• **Task input**:

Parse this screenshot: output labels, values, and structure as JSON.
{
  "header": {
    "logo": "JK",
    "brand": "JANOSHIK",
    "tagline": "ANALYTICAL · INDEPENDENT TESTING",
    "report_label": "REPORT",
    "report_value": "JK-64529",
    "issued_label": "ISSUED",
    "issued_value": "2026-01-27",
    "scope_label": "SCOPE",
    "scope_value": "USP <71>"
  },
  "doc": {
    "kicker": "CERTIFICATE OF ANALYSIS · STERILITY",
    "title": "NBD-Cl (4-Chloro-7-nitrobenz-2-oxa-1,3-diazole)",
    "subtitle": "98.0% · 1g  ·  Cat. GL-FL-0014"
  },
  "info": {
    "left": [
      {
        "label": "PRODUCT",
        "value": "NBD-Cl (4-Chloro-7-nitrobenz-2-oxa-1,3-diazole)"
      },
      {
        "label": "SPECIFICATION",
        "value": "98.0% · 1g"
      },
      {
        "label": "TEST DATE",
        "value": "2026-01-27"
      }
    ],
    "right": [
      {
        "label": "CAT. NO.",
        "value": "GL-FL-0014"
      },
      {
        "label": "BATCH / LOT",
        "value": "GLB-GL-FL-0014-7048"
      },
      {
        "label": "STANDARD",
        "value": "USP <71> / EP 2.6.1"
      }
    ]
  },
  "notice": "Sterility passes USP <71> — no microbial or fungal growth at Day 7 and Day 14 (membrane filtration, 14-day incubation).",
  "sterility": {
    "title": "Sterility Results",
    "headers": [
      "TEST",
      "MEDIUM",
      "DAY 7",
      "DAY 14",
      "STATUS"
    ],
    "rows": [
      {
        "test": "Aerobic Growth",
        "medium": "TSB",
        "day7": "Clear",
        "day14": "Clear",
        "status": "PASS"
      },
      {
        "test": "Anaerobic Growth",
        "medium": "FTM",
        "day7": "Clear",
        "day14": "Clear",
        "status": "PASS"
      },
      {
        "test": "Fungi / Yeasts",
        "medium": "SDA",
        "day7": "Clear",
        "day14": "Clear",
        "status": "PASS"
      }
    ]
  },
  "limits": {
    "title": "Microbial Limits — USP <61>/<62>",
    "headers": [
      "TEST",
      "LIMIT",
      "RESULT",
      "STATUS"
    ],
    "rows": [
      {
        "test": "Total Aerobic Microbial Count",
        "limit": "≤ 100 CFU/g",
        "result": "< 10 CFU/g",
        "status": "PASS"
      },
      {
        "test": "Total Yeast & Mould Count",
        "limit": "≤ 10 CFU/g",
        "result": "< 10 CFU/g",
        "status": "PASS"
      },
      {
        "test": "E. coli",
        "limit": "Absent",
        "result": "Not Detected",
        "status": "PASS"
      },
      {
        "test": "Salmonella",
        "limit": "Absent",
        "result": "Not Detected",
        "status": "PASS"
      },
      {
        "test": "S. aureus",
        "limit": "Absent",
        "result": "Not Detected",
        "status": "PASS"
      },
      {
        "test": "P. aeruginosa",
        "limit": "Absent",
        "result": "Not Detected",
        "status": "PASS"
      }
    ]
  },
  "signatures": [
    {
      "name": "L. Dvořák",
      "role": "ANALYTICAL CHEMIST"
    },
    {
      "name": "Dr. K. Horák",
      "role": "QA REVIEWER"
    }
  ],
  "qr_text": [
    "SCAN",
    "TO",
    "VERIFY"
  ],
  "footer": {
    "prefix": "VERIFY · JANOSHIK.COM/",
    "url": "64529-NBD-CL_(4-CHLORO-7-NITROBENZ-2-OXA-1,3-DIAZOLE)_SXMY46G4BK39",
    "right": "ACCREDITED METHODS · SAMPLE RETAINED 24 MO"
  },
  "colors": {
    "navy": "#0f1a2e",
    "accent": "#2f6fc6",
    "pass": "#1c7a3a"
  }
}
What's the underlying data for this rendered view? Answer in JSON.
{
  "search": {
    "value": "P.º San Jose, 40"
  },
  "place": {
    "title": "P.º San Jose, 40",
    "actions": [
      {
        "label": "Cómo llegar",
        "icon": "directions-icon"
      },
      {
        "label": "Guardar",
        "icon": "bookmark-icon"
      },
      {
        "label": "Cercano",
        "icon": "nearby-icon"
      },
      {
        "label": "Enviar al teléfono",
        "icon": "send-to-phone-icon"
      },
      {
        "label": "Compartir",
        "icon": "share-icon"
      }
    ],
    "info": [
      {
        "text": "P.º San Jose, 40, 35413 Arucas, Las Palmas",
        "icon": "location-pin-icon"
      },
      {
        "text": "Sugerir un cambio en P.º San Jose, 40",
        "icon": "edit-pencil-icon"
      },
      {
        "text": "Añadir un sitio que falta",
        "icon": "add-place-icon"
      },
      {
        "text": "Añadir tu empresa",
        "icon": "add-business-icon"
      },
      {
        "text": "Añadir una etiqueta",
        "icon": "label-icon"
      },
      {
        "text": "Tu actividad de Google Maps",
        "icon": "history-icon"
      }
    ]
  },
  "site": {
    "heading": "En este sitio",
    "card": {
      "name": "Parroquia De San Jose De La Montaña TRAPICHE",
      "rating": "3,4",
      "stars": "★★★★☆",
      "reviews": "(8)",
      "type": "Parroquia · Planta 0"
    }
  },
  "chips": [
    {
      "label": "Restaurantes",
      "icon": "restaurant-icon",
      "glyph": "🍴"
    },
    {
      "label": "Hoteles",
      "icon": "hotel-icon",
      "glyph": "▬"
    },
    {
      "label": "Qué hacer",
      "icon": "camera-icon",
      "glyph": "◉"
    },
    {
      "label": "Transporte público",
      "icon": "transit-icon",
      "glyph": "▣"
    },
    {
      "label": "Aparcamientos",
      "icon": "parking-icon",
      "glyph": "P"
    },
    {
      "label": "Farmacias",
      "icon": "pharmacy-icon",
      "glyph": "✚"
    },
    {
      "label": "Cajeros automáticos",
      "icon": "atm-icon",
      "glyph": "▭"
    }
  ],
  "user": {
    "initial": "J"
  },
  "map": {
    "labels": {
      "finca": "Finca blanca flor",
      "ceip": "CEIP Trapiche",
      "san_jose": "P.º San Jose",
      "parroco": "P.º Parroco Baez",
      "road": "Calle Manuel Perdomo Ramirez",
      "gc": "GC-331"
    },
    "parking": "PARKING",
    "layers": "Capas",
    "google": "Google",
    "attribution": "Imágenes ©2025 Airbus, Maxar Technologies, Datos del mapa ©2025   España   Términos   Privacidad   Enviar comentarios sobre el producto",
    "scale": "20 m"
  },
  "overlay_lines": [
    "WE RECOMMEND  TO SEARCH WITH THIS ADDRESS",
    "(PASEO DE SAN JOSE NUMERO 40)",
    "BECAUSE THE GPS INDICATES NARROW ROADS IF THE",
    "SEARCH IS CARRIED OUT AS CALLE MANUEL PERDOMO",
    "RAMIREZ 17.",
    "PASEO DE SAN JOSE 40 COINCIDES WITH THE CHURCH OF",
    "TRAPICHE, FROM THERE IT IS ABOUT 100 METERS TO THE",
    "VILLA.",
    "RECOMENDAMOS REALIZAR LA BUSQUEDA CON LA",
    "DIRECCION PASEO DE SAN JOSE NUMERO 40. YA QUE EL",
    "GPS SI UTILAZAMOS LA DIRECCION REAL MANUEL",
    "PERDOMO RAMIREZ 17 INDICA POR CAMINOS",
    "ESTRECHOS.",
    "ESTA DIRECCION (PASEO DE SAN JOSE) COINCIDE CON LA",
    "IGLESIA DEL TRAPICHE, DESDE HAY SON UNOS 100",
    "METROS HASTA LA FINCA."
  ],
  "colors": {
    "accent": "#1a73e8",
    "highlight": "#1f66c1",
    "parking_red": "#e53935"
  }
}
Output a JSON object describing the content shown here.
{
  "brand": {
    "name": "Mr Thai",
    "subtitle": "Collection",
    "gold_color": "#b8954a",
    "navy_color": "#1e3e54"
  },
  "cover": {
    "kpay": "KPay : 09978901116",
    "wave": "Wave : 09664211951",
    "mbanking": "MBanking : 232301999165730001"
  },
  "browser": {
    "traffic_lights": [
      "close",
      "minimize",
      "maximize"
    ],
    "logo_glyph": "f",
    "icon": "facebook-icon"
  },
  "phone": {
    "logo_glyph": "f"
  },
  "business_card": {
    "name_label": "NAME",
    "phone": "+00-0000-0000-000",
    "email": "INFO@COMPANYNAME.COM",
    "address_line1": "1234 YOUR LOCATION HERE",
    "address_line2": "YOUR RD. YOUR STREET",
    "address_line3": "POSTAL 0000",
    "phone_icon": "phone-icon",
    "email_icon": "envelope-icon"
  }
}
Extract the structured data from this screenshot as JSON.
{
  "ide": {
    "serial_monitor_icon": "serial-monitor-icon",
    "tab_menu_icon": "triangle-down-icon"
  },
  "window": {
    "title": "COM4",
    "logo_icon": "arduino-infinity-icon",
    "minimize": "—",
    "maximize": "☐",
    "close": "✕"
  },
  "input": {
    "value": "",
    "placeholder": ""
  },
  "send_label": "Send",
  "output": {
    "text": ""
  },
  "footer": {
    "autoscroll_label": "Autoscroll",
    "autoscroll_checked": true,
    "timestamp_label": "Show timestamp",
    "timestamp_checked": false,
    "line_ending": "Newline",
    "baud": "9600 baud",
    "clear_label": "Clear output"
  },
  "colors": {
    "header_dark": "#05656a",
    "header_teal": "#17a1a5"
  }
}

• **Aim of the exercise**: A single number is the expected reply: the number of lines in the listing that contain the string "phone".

• **Solution to the exercise**: 4